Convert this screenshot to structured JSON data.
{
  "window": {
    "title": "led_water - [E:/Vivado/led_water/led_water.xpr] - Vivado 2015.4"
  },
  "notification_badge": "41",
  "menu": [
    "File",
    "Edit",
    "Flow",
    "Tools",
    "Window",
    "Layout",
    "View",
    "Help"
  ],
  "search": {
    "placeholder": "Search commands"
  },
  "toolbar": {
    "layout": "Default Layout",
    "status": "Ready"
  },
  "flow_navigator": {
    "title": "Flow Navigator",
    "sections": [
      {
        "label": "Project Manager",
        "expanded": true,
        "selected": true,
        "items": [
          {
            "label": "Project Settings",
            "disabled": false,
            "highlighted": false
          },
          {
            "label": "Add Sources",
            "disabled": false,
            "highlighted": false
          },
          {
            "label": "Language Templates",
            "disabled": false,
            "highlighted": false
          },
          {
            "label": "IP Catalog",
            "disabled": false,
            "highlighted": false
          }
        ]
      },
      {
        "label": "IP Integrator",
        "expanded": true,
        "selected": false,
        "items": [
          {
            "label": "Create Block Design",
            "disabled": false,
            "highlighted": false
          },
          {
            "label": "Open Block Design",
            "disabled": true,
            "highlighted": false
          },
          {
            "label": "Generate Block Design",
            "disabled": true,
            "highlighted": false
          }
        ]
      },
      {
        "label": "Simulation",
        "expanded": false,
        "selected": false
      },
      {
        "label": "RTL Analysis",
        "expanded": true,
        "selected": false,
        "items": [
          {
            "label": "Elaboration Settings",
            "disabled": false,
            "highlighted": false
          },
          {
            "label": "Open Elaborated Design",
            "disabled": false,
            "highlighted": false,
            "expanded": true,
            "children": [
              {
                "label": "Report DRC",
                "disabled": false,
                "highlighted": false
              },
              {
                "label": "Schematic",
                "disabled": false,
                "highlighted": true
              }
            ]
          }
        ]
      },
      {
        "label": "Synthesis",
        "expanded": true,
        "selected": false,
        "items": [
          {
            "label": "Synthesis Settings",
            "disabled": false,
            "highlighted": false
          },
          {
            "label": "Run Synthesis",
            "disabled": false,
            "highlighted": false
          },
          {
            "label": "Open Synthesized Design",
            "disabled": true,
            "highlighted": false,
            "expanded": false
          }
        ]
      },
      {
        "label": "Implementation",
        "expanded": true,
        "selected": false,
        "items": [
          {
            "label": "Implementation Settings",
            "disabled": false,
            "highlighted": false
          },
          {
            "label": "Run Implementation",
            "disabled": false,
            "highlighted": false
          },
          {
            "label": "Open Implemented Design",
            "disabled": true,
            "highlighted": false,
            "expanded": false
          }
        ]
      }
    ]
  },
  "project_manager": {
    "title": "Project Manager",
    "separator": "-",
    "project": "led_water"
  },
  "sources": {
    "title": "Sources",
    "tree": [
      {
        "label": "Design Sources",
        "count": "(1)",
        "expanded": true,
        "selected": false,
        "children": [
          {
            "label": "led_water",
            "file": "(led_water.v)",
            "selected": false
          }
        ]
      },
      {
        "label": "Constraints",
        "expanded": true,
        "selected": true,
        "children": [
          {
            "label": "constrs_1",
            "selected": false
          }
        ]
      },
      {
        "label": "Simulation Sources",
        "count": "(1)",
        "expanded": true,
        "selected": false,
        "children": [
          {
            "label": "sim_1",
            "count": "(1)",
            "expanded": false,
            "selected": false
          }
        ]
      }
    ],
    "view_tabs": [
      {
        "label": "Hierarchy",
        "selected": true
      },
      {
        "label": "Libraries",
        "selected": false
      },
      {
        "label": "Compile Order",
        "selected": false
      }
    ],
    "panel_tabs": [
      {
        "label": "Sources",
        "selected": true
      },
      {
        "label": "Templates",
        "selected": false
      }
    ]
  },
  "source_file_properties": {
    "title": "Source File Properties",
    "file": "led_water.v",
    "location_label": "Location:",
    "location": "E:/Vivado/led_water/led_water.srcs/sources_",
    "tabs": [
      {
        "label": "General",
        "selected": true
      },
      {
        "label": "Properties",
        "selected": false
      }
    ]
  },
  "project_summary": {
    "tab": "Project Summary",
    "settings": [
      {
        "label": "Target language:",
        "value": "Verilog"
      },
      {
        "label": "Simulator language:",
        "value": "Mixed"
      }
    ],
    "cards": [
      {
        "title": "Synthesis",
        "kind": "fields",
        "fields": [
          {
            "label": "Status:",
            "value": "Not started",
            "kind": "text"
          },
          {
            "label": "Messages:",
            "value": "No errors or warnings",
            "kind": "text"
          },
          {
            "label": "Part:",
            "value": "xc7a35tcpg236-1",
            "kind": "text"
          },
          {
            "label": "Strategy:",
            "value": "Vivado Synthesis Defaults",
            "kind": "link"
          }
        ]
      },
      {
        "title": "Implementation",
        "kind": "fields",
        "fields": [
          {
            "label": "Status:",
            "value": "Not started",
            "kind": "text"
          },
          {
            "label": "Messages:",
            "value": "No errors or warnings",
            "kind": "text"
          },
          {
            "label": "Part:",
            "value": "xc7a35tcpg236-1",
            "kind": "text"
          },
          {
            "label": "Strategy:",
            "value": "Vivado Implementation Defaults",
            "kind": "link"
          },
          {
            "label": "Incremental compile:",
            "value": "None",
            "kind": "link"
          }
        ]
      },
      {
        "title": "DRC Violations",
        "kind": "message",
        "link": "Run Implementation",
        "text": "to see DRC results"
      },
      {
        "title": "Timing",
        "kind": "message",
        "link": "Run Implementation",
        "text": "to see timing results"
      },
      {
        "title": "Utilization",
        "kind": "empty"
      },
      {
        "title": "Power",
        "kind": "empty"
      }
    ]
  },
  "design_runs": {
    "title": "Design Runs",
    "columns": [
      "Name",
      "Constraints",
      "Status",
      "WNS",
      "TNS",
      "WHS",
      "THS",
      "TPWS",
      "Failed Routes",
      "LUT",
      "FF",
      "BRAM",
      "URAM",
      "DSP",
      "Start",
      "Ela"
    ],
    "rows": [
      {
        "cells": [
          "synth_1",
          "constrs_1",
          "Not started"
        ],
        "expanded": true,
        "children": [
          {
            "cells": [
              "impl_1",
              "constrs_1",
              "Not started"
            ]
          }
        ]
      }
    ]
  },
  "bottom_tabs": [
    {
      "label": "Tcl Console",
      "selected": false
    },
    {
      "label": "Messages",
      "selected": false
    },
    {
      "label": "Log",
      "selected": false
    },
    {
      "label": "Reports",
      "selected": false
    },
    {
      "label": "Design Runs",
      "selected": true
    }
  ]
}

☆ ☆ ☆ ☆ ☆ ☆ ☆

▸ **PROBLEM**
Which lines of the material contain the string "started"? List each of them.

▸ **SOLUTION FOR THIS TASK**
            "value": "Not started",
            "value": "Not started",
          "Not started"
              "Not started"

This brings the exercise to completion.